Exercise instructions. From the entries below, gather each line containing the word "Добавить".

*** Records for the exercise ***

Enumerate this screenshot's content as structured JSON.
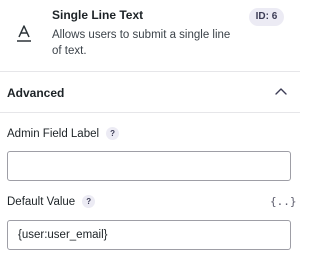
{
  "field_type": {
    "title": "Single Line Text",
    "description": "Allows users to submit a single line of text.",
    "id_badge": "ID: 6",
    "icon": "text-type-icon"
  },
  "advanced": {
    "title": "Advanced",
    "expanded": true,
    "toggle_icon": "chevron-up-icon"
  },
  "admin_field_label": {
    "label": "Admin Field Label",
    "help": "?",
    "value": ""
  },
  "default_value": {
    "label": "Default Value",
    "help": "?",
    "merge_tag_button": "{..}",
    "value": "{user:user_email}"
  },
  "colors": {
    "badge_bg": "#ecebf4",
    "border": "#9e9ea6",
    "divider": "#e6e6e9"
  }
}
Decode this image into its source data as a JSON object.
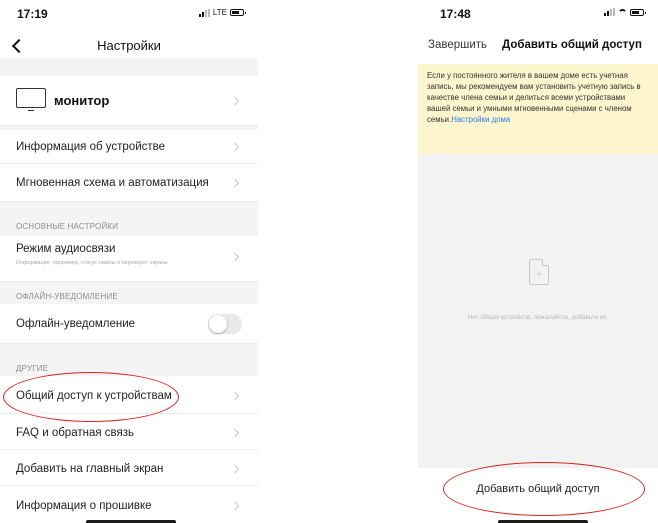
{
  "left_screen": {
    "status_time": "17:19",
    "network": "LTE",
    "nav": {
      "title": "Настройки"
    },
    "device": {
      "name": "монитор"
    },
    "rows_top": [
      {
        "label": "Информация об устройстве"
      },
      {
        "label": "Мгновенная схема и автоматизация"
      }
    ],
    "section_basic": {
      "header": "ОСНОВНЫЕ НАСТРОЙКИ",
      "audio_label": "Режим аудиосвязи",
      "audio_sub": "Информация, например, статус лампы и переворот экрана"
    },
    "section_offline": {
      "header": "ОФЛАЙН-УВЕДОМЛЕНИЕ",
      "toggle_label": "Офлайн-уведомление",
      "toggle_on": false
    },
    "section_other": {
      "header": "ДРУГИЕ",
      "items": [
        {
          "label": "Общий доступ к устройствам"
        },
        {
          "label": "FAQ и обратная связь"
        },
        {
          "label": "Добавить на главный экран"
        },
        {
          "label": "Информация о прошивке"
        }
      ]
    }
  },
  "right_screen": {
    "status_time": "17:48",
    "nav": {
      "done": "Завершить",
      "title": "Добавить общий доступ"
    },
    "notice": {
      "text": "Если у постоянного жителя в вашем доме есть учетная запись, мы рекомендуем вам установить учетную запись в качестве члена семьи и делиться всеми устройствами вашей семьи и умными мгновенными сценами с членом семьи.",
      "link": "Настройки дома"
    },
    "empty_text": "Нет общих устройств, пожалуйста, добавьте их.",
    "add_button": "Добавить общий доступ"
  },
  "colors": {
    "highlight_ellipse": "#d9251c",
    "notice_background": "#fdf5cd",
    "link": "#2d7de6"
  },
  "icons": [
    "back-chevron-icon",
    "monitor-icon",
    "chevron-right-icon",
    "add-file-icon",
    "signal-icon",
    "wifi-icon",
    "battery-icon"
  ]
}
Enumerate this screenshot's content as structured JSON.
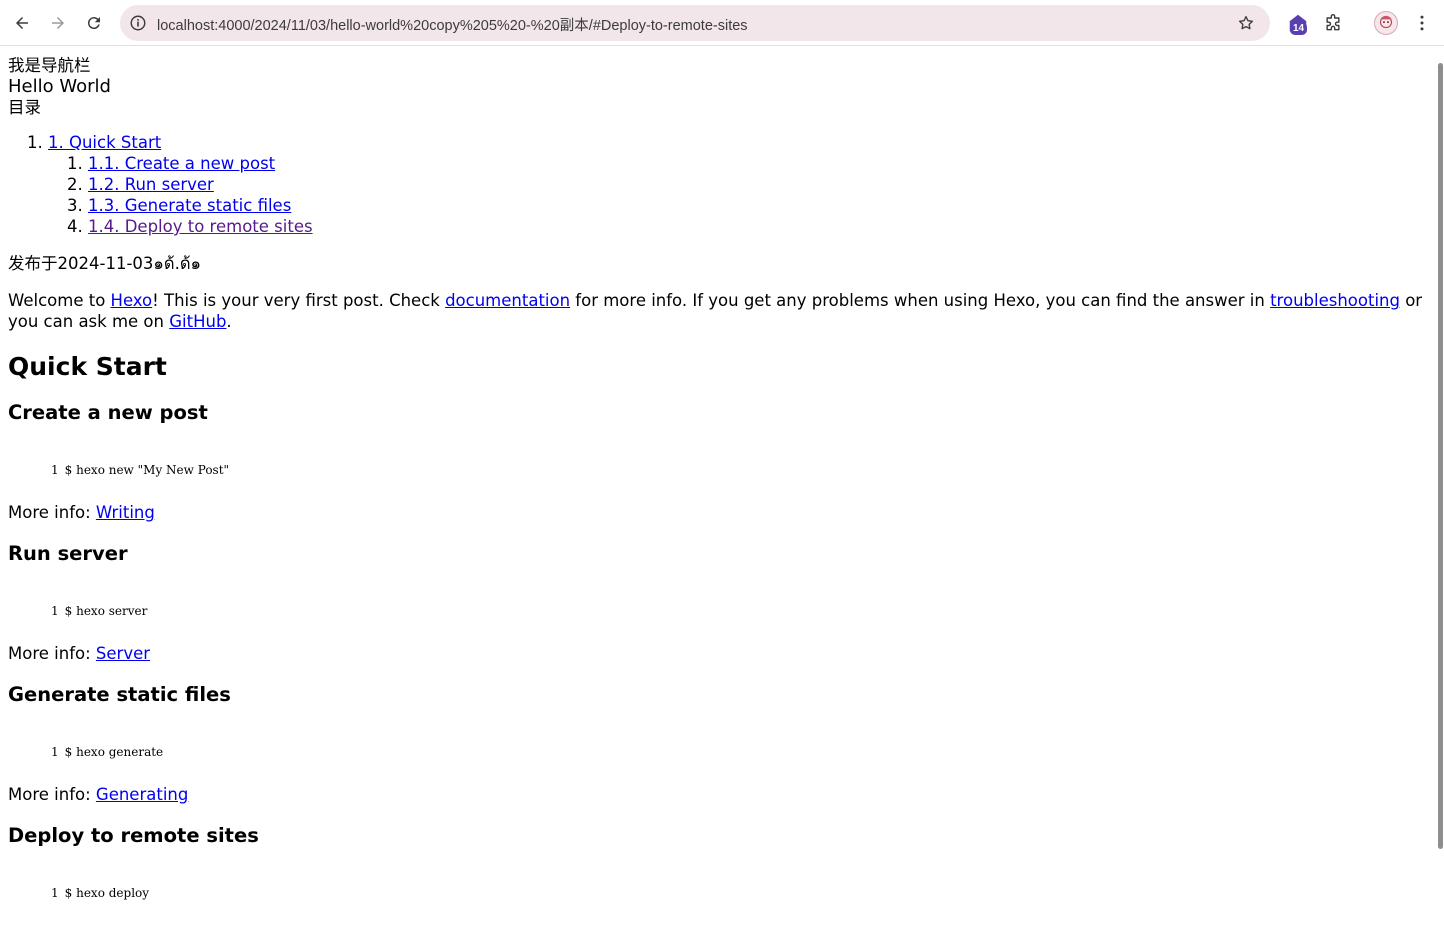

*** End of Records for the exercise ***

Worked solution.
          "label": "Добавить на главный экран"
      "title": "Добавить общий доступ"
    "add_button": "Добавить общий доступ"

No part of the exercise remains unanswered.